• Action item: What lines in the material hold the string "JSON"? Return every one of them.

• Material for this task:
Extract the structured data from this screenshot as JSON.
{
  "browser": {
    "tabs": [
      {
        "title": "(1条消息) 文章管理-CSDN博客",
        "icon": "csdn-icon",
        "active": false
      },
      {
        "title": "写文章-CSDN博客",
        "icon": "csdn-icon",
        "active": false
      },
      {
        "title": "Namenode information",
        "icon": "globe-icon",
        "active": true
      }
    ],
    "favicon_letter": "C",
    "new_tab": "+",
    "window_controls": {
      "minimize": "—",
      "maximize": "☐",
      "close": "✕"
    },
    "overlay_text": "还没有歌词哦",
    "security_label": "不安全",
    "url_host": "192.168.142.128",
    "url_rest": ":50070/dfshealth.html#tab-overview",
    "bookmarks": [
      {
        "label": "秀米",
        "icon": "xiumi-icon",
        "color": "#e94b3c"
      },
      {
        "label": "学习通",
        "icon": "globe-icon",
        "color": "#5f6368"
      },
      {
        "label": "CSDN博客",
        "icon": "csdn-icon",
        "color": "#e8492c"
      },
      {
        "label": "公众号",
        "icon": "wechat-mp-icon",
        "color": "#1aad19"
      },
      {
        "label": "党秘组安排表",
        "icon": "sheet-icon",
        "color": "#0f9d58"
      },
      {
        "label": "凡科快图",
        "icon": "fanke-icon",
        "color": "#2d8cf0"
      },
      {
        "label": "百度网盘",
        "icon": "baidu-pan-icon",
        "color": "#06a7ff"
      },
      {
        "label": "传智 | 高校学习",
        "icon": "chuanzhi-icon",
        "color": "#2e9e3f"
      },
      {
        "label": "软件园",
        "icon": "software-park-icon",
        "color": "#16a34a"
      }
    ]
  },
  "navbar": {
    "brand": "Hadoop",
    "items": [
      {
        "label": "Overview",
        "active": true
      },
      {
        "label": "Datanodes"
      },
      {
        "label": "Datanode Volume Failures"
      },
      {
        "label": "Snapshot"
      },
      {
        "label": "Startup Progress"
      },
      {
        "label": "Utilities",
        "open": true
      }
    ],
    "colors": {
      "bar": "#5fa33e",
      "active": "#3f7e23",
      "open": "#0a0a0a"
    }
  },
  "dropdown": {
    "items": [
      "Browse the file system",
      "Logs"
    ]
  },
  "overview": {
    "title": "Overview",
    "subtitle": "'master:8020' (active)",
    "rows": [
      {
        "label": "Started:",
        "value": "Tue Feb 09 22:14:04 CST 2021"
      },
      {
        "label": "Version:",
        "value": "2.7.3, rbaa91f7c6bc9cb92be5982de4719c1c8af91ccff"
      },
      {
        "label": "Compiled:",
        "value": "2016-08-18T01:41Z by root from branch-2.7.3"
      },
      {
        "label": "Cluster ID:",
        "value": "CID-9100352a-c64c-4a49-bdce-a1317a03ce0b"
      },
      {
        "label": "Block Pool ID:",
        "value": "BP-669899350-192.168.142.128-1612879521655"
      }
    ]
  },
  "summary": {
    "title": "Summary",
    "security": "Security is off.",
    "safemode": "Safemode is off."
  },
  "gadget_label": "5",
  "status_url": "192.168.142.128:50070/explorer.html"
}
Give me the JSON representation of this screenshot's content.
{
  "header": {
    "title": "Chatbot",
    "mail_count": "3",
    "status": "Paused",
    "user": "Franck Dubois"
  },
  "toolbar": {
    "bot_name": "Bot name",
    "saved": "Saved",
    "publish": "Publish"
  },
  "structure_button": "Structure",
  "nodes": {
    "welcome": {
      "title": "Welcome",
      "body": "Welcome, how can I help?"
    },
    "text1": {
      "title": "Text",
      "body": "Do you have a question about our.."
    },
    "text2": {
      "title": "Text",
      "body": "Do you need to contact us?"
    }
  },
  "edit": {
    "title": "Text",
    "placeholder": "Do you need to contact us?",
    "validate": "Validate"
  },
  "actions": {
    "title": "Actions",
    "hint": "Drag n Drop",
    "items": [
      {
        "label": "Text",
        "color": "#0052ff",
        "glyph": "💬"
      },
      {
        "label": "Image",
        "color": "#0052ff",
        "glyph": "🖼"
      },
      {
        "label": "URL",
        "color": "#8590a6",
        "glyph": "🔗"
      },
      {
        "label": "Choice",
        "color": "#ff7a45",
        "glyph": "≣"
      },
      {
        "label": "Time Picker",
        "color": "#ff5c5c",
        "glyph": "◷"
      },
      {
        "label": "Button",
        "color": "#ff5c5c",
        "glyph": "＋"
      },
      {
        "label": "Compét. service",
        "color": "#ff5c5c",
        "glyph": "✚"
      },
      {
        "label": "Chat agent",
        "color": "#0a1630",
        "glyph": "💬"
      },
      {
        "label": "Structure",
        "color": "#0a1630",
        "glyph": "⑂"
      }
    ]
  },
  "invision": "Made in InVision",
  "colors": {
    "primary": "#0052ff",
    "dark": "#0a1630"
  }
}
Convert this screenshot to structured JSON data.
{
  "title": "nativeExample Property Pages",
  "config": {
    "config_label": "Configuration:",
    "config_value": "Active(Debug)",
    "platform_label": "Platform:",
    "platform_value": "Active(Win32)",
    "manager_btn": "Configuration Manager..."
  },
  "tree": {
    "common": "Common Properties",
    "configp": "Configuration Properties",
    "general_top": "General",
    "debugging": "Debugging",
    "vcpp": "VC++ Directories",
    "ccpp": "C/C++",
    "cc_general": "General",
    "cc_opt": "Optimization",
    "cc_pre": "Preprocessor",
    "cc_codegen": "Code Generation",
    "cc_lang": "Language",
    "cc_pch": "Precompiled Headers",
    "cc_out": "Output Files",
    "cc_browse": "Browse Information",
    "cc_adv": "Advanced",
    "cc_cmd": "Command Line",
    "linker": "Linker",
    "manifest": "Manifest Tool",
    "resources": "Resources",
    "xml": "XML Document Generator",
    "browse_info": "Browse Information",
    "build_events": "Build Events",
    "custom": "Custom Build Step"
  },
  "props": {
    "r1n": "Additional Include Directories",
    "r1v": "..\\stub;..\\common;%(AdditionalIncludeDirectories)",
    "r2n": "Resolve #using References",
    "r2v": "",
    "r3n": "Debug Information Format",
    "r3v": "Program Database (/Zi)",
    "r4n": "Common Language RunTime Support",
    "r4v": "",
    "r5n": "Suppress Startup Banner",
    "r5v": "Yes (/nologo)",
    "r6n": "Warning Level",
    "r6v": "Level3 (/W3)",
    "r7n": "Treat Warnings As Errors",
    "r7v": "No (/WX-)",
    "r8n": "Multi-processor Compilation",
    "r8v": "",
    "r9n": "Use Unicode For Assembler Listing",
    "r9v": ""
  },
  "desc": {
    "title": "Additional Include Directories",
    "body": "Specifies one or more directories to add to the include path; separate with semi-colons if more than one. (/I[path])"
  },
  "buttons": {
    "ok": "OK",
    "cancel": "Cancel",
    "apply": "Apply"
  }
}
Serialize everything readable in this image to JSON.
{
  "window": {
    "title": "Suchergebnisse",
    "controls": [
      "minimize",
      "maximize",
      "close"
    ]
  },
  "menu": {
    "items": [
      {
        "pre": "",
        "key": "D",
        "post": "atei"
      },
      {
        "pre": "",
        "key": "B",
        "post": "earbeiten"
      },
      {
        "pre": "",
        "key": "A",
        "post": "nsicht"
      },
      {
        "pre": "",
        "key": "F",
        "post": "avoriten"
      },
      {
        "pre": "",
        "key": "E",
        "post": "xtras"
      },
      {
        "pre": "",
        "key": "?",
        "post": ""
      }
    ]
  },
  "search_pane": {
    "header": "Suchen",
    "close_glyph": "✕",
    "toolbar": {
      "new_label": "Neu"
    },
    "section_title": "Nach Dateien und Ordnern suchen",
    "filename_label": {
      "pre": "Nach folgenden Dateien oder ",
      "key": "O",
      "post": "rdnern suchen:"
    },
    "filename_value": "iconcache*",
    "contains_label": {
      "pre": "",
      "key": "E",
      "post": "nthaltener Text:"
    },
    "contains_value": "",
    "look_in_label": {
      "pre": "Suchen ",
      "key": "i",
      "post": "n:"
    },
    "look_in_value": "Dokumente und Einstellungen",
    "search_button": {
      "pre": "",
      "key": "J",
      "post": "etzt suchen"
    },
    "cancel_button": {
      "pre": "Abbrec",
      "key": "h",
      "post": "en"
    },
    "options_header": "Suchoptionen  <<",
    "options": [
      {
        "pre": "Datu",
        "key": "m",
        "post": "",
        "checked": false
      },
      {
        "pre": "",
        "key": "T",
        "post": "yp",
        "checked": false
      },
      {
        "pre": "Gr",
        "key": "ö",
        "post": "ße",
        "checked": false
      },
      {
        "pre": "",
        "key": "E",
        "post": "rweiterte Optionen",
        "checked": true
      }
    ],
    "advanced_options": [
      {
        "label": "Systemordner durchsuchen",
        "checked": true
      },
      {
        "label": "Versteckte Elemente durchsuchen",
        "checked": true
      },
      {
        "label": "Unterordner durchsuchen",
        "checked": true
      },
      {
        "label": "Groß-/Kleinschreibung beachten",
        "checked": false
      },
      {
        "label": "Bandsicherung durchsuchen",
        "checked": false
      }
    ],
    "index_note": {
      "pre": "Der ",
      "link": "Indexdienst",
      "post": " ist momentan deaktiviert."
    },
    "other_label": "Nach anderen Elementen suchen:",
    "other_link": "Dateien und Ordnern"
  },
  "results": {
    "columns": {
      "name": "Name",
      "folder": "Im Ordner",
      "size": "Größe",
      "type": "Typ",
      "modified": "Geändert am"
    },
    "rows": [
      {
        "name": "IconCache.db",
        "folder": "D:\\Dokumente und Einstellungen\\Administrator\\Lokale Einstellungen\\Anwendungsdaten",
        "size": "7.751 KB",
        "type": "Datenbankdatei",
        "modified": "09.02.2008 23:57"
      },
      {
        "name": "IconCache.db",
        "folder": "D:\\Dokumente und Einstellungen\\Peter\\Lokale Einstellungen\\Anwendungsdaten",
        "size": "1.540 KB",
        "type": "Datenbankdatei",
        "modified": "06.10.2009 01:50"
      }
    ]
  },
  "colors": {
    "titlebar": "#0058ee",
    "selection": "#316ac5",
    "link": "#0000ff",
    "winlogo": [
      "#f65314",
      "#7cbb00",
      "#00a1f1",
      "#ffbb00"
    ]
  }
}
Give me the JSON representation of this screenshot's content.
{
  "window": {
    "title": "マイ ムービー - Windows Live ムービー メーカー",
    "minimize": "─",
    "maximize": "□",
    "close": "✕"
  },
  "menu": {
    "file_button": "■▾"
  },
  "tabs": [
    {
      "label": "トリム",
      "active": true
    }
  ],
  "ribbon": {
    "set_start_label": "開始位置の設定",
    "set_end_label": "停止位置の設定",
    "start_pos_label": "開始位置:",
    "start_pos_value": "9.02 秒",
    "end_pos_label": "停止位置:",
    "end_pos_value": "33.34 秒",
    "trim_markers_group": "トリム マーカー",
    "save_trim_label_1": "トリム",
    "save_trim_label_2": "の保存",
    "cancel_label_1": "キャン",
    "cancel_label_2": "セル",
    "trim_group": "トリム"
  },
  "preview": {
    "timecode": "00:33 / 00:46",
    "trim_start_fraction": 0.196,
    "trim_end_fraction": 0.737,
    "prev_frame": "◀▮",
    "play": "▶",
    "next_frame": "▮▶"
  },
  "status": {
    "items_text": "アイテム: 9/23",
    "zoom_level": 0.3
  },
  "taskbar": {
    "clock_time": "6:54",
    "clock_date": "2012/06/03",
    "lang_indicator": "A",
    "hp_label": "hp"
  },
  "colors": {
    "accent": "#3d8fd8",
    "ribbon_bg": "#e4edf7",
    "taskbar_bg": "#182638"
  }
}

• Solution below:
Extract the structured data from this screenshot as JSON.
Give me the JSON representation of this screenshot's content.
Convert this screenshot to structured JSON data.
Serialize everything readable in this image to JSON.
Give me the JSON representation of this screenshot's content.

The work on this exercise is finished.